= Assigned task =
Would you write out the entries below word for word, omitting the pictures?

** Records for this exercise follows **

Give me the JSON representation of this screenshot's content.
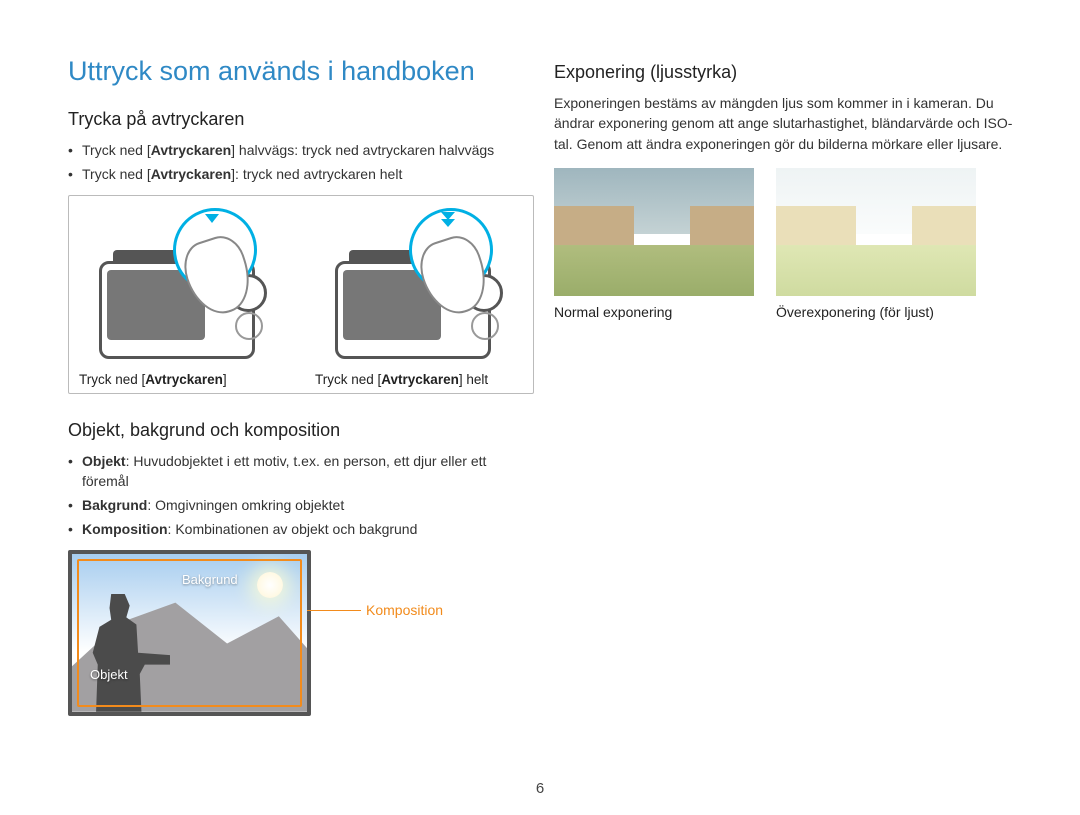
{
  "pageNumber": "6",
  "left": {
    "title": "Uttryck som används i handboken",
    "section1": {
      "heading": "Trycka på avtryckaren",
      "bullets": [
        {
          "pre": "Tryck ned [",
          "bold": "Avtryckaren",
          "post": "] halvvägs: tryck ned avtryckaren halvvägs"
        },
        {
          "pre": "Tryck ned [",
          "bold": "Avtryckaren",
          "post": "]: tryck ned avtryckaren helt"
        }
      ],
      "captions": [
        {
          "pre": "Tryck ned [",
          "bold": "Avtryckaren",
          "post": "]"
        },
        {
          "pre": "Tryck ned [",
          "bold": "Avtryckaren",
          "post": "] helt"
        }
      ]
    },
    "section2": {
      "heading": "Objekt, bakgrund och komposition",
      "bullets": [
        {
          "bold": "Objekt",
          "post": ": Huvudobjektet i ett motiv, t.ex. en person, ett djur eller ett föremål"
        },
        {
          "bold": "Bakgrund",
          "post": ": Omgivningen omkring objektet"
        },
        {
          "bold": "Komposition",
          "post": ": Kombinationen av objekt och bakgrund"
        }
      ],
      "diagram": {
        "bakgrund": "Bakgrund",
        "objekt": "Objekt",
        "komposition": "Komposition"
      }
    }
  },
  "right": {
    "heading": "Exponering (ljusstyrka)",
    "paragraph": "Exponeringen bestäms av mängden ljus som kommer in i kameran. Du ändrar exponering genom att ange slutarhastighet, bländarvärde och ISO-tal. Genom att ändra exponeringen gör du bilderna mörkare eller ljusare.",
    "photos": {
      "normal": "Normal exponering",
      "over": "Överexponering (för ljust)"
    }
  }
}
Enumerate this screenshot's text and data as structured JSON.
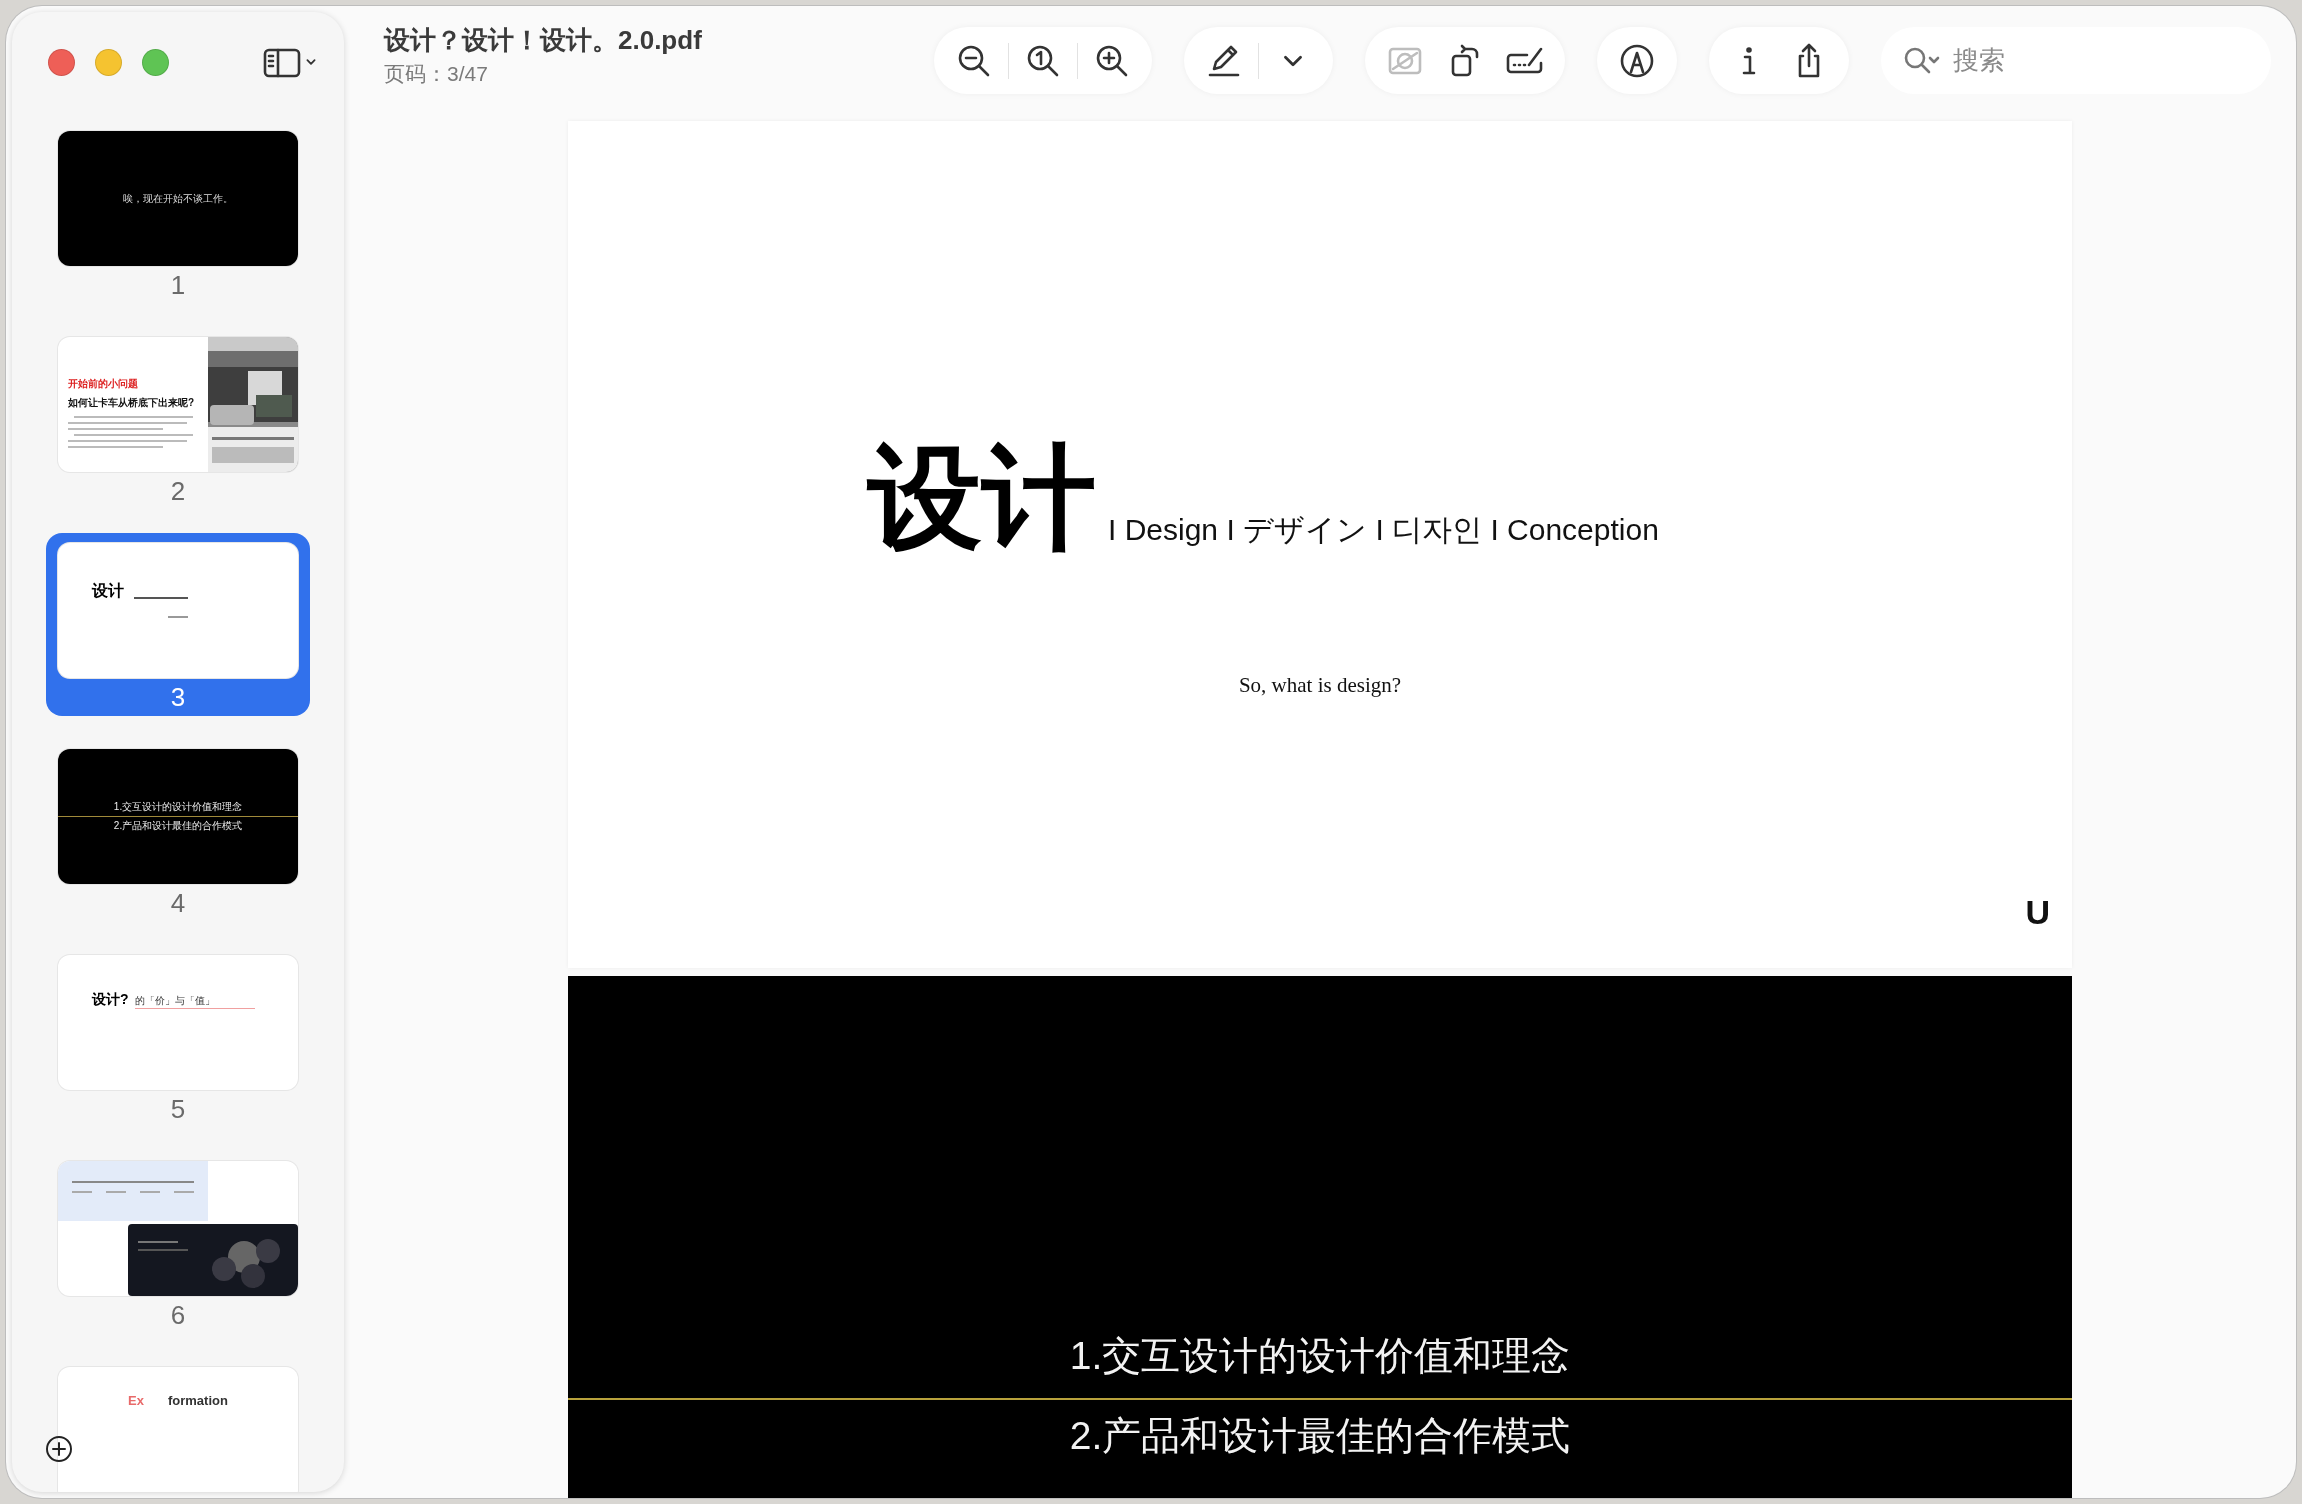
{
  "window": {
    "title": "设计？设计！设计。2.0.pdf",
    "subtitle": "页码：3/47"
  },
  "traffic_lights": [
    {
      "color": "#ee5f57"
    },
    {
      "color": "#f5c330"
    },
    {
      "color": "#5fc454"
    }
  ],
  "toolbar": {
    "groups": [
      [
        {
          "kind": "zoom_out",
          "disabled": false
        },
        {
          "kind": "actual_size",
          "disabled": false
        },
        {
          "kind": "zoom_in",
          "disabled": false
        }
      ],
      [
        {
          "kind": "highlight",
          "disabled": false
        },
        {
          "kind": "highlight_menu",
          "disabled": false
        }
      ],
      [
        {
          "kind": "crop",
          "disabled": true
        },
        {
          "kind": "rotate",
          "disabled": false
        },
        {
          "kind": "signature",
          "disabled": false
        }
      ],
      [
        {
          "kind": "markup",
          "disabled": false
        }
      ],
      [
        {
          "kind": "info",
          "disabled": false
        },
        {
          "kind": "share",
          "disabled": false
        }
      ]
    ]
  },
  "search": {
    "placeholder": "搜索"
  },
  "thumbnails": [
    {
      "kind": "dark_text",
      "label": "1",
      "selected": false,
      "text": "唉，现在开始不谈工作。"
    },
    {
      "kind": "article",
      "label": "2",
      "selected": false,
      "tag": "开始前的小问题",
      "title": "如何让卡车从桥底下出来呢?"
    },
    {
      "kind": "title_slide",
      "label": "3",
      "selected": true,
      "title": "设计"
    },
    {
      "kind": "agenda",
      "label": "4",
      "selected": false,
      "items": [
        "1.交互设计的设计价值和理念",
        "2.产品和设计最佳的合作模式"
      ]
    },
    {
      "kind": "section",
      "label": "5",
      "selected": false,
      "title": "设计?",
      "note": "的「价」与「值」"
    },
    {
      "kind": "collage",
      "label": "6",
      "selected": false
    },
    {
      "kind": "faded_title",
      "selected": false,
      "parts": [
        {
          "text": "Ex",
          "color": "#e86a6a"
        },
        {
          "text": "formation",
          "color": "#333333"
        }
      ]
    }
  ],
  "pages": [
    {
      "kind": "title_slide",
      "title": "设计",
      "subtitle": "I Design I デザイン I 디자인 I Conception",
      "question": "So, what is design?",
      "logo": "U"
    },
    {
      "kind": "agenda",
      "items": [
        "1.交互设计的设计价值和理念",
        "2.产品和设计最佳的合作模式"
      ]
    }
  ]
}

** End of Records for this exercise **

= Written answer =
Give me the JSON representation of this screenshot's content.
{
  "pageNumber": "6",
  "left": {
    "title": "Uttryck som används i handboken",
    "section1": {
      "heading": "Trycka på avtryckaren",
      "bullets": [
        {
          "pre": "Tryck ned [",
          "bold": "Avtryckaren",
          "post": "] halvvägs: tryck ned avtryckaren halvvägs"
        },
        {
          "pre": "Tryck ned [",
          "bold": "Avtryckaren",
          "post": "]: tryck ned avtryckaren helt"
        }
      ],
      "captions": [
        {
          "pre": "Tryck ned [",
          "bold": "Avtryckaren",
          "post": "]"
        },
        {
          "pre": "Tryck ned [",
          "bold": "Avtryckaren",
          "post": "] helt"
        }
      ]
    },
    "section2": {
      "heading": "Objekt, bakgrund och komposition",
      "bullets": [
        {
          "bold": "Objekt",
          "post": ": Huvudobjektet i ett motiv, t.ex. en person, ett djur eller ett föremål"
        },
        {
          "bold": "Bakgrund",
          "post": ": Omgivningen omkring objektet"
        },
        {
          "bold": "Komposition",
          "post": ": Kombinationen av objekt och bakgrund"
        }
      ],
      "diagram": {
        "bakgrund": "Bakgrund",
        "objekt": "Objekt",
        "komposition": "Komposition"
      }
    }
  },
  "right": {
    "heading": "Exponering (ljusstyrka)",
    "paragraph": "Exponeringen bestäms av mängden ljus som kommer in i kameran. Du ändrar exponering genom att ange slutarhastighet, bländarvärde och ISO-tal. Genom att ändra exponeringen gör du bilderna mörkare eller ljusare.",
    "photos": {
      "normal": "Normal exponering",
      "over": "Överexponering (för ljust)"
    }
  }
}
Enumerate this screenshot's text and data as structured JSON.
{
  "window": {
    "title": "设计？设计！设计。2.0.pdf",
    "subtitle": "页码：3/47"
  },
  "traffic_lights": [
    {
      "color": "#ee5f57"
    },
    {
      "color": "#f5c330"
    },
    {
      "color": "#5fc454"
    }
  ],
  "toolbar": {
    "groups": [
      [
        {
          "kind": "zoom_out",
          "disabled": false
        },
        {
          "kind": "actual_size",
          "disabled": false
        },
        {
          "kind": "zoom_in",
          "disabled": false
        }
      ],
      [
        {
          "kind": "highlight",
          "disabled": false
        },
        {
          "kind": "highlight_menu",
          "disabled": false
        }
      ],
      [
        {
          "kind": "crop",
          "disabled": true
        },
        {
          "kind": "rotate",
          "disabled": false
        },
        {
          "kind": "signature",
          "disabled": false
        }
      ],
      [
        {
          "kind": "markup",
          "disabled": false
        }
      ],
      [
        {
          "kind": "info",
          "disabled": false
        },
        {
          "kind": "share",
          "disabled": false
        }
      ]
    ]
  },
  "search": {
    "placeholder": "搜索"
  },
  "thumbnails": [
    {
      "kind": "dark_text",
      "label": "1",
      "selected": false,
      "text": "唉，现在开始不谈工作。"
    },
    {
      "kind": "article",
      "label": "2",
      "selected": false,
      "tag": "开始前的小问题",
      "title": "如何让卡车从桥底下出来呢?"
    },
    {
      "kind": "title_slide",
      "label": "3",
      "selected": true,
      "title": "设计"
    },
    {
      "kind": "agenda",
      "label": "4",
      "selected": false,
      "items": [
        "1.交互设计的设计价值和理念",
        "2.产品和设计最佳的合作模式"
      ]
    },
    {
      "kind": "section",
      "label": "5",
      "selected": false,
      "title": "设计?",
      "note": "的「价」与「值」"
    },
    {
      "kind": "collage",
      "label": "6",
      "selected": false
    },
    {
      "kind": "faded_title",
      "selected": false,
      "parts": [
        {
          "text": "Ex",
          "color": "#e86a6a"
        },
        {
          "text": "formation",
          "color": "#333333"
        }
      ]
    }
  ],
  "pages": [
    {
      "kind": "title_slide",
      "title": "设计",
      "subtitle": "I Design I デザイン I 디자인 I Conception",
      "question": "So, what is design?",
      "logo": "U"
    },
    {
      "kind": "agenda",
      "items": [
        "1.交互设计的设计价值和理念",
        "2.产品和设计最佳的合作模式"
      ]
    }
  ]
}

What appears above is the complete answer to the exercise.